With West Virginia officially heading west to the Big 12, the press release from the Big 12 Conference and West Virginia have stated that the Mountaineers will begin Big 12 play in the 2012-2013 season. But as we've been hearing for the past several weeks, Big East commissioner John
Moronatto Marinatto has said multiple times that Pitt and Syracuse (and presumably West Virginia) will be held to the league's mandatory 27-month waiting period.
BlueGoldNews.com, the West Virginia Scout site, has tweeted that Pitt can leave the conference this season should they pay the Big East $21 million. We can assume that Syracuse and WVU were also offered similar deals, assuming the rumor is true. And you know that if one school gets out, they're all getting out or the remaining schools will lawyer up within hours and end up getting out early anyways. WVU president James Clements wasn't shy about announcing his intentions during WVU's introductory press conference.
"Our intent is clearly July 1 we will be a member of the Big 12," Clements said. "Our team and their team are in discussions about how to make that happen."
So what are the chances that the Panthers, Mountaineers, and Orange all begin play in their new conferences for next season?
Well, with more and more Big East members looking to jump ship (it's a possibility that Notre Dame may be taking their non-football sports out of the Big East and into the Big 12. And don't put to rest the thought of Louisville or Cincy or USF possibly finding their way to the Big 12 or Rutgers/UConn to the ACC), it's looking more and more likely ... especially if the Big East loses another program.

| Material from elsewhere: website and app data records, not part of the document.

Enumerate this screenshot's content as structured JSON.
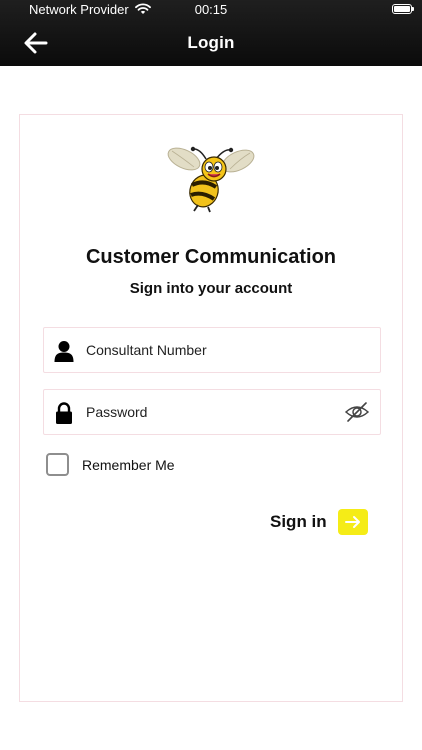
{
  "status_bar": {
    "carrier": "Network Provider",
    "time": "00:15"
  },
  "nav": {
    "title": "Login",
    "back_icon": "arrow-left-icon"
  },
  "card": {
    "logo_icon": "bee-mascot-logo",
    "title": "Customer Communication",
    "subtitle": "Sign into your account"
  },
  "form": {
    "username": {
      "placeholder": "Consultant Number",
      "value": "",
      "icon": "user-icon"
    },
    "password": {
      "placeholder": "Password",
      "value": "",
      "icon": "lock-icon",
      "toggle_icon": "eye-slash-icon"
    },
    "remember": {
      "label": "Remember Me",
      "checked": false
    },
    "submit": {
      "label": "Sign in",
      "icon": "arrow-right-icon"
    }
  },
  "colors": {
    "header_bg": "#111111",
    "accent_yellow": "#f5ec17",
    "card_border": "#f4dde2",
    "checkbox_border": "#8e8e8e"
  }
}
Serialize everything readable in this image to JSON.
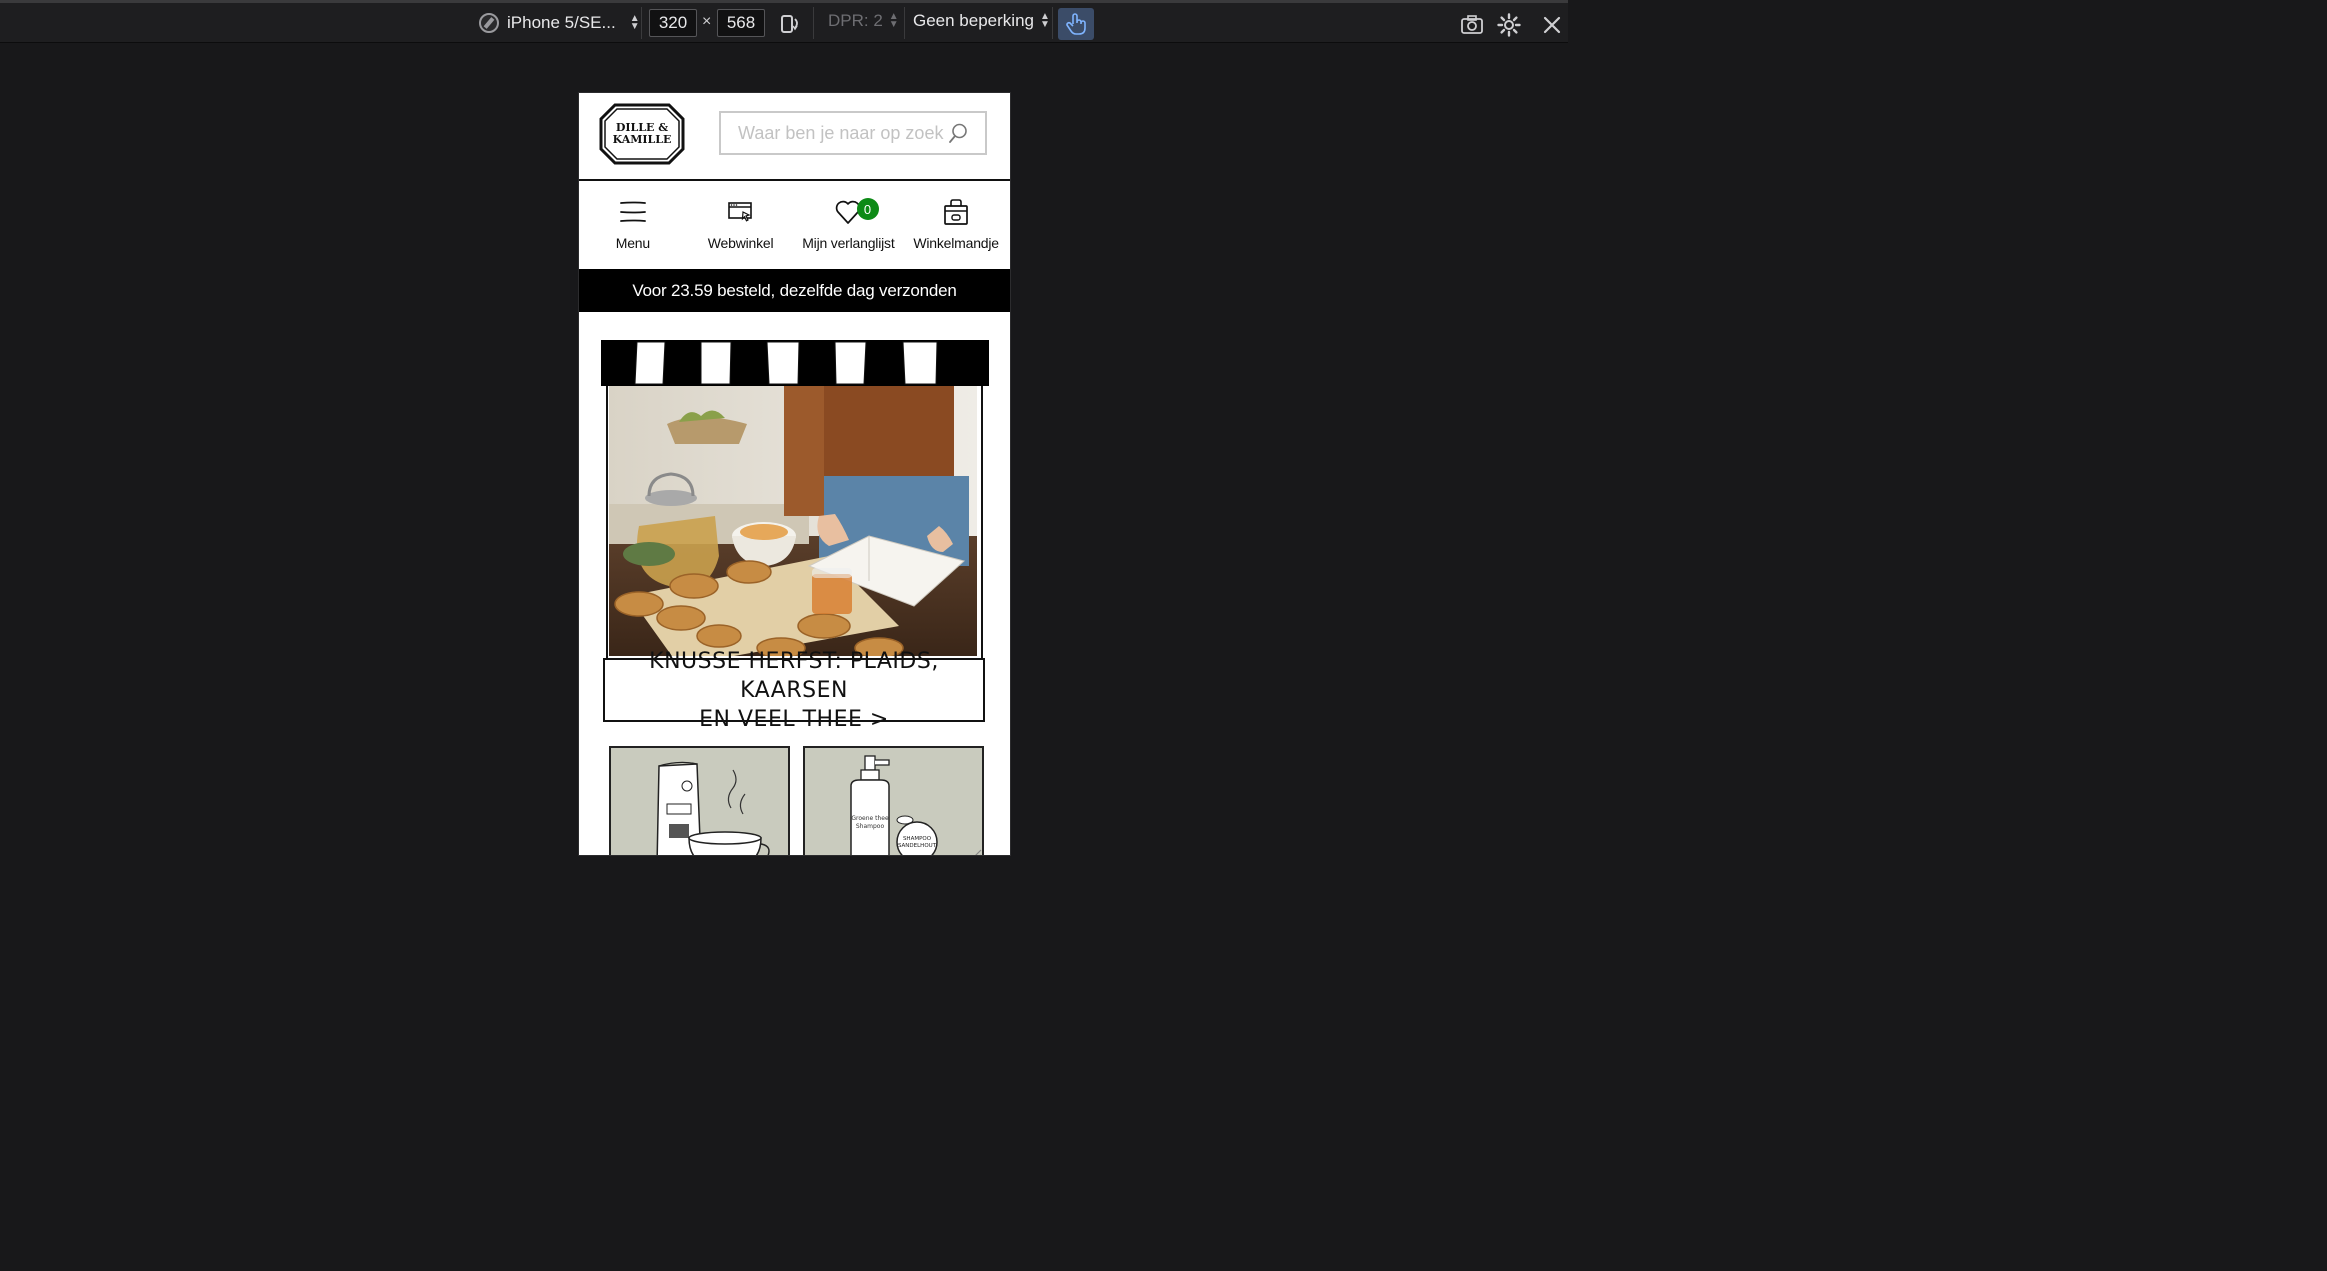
{
  "devtools": {
    "device_name": "iPhone 5/SE...",
    "width": "320",
    "times": "×",
    "height": "568",
    "dpr": "DPR: 2",
    "throttling": "Geen beperking",
    "icons": [
      "compass-icon",
      "rotate-device-icon",
      "touch-simulation-icon",
      "screenshot-icon",
      "settings-icon",
      "close-icon"
    ]
  },
  "site": {
    "logo_line1": "DILLE &",
    "logo_line2": "KAMILLE",
    "search_placeholder": "Waar ben je naar op zoek",
    "nav": [
      {
        "label": "Menu",
        "icon": "menu-icon"
      },
      {
        "label": "Webwinkel",
        "icon": "webshop-icon"
      },
      {
        "label": "Mijn verlanglijst",
        "icon": "heart-icon",
        "badge": "0"
      },
      {
        "label": "Winkelmandje",
        "icon": "basket-icon"
      }
    ],
    "promo": "Voor 23.59 besteld, dezelfde dag verzonden",
    "hero_caption_line1": "KNUSSE HERFST: PLAIDS, KAARSEN",
    "hero_caption_line2": "EN VEEL THEE >",
    "colors": {
      "badge": "#0d8a16",
      "promo_bg": "#000000",
      "tile_bg": "#c9cbbe",
      "touch_active": "#3b4c68"
    }
  }
}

Slick Rick Pitino could be right:
"If Louisville had left the Big East was over. Nobody was going to come in. I told him to be fired up and go get those teams."
If Louisville were to leave the Big East as well, the conference is done. Heck, I didn't even think it could survive after Pitt and Cuse announced they were taking their talents to the ACC. Now after the Big East will lose their 3 most historically significant programs, the Big East will obviously never be the same.
Now, $21 million does seem a little high. Pitt likely could afford it, especially with the increased amount they would receive upon starting conference play in the ACC (around $15 million a year). And although that's the initial amount, realignment over the past year has shown us that the leaving members can haggle their way down to more manageable fees, so I wouldn't say money is a major factor in staying another year or not. I strongly feel that if Steve Pederson or Mark Nordenberg were given the chance to jump to the ACC next season, they would do so.
Perhaps the Providence gang has decided enough is enough. As Andrea Adelson, ESPN.com's Big East writer, says, the Big East has become a conference of convenience. But now that the current members include UConn, Rutgers, Cincinnati, South Florida, and Louisville, the Big East can't expect the football conference to last. Do they think Boise State and Air Force are really going to be happy doing cross country trips to Tampa, Storrs, or Piscataway every other season? And how sure are they that any of the current members won't decide to be the next defection? As sad as it is, it may be time for the Big East to move on.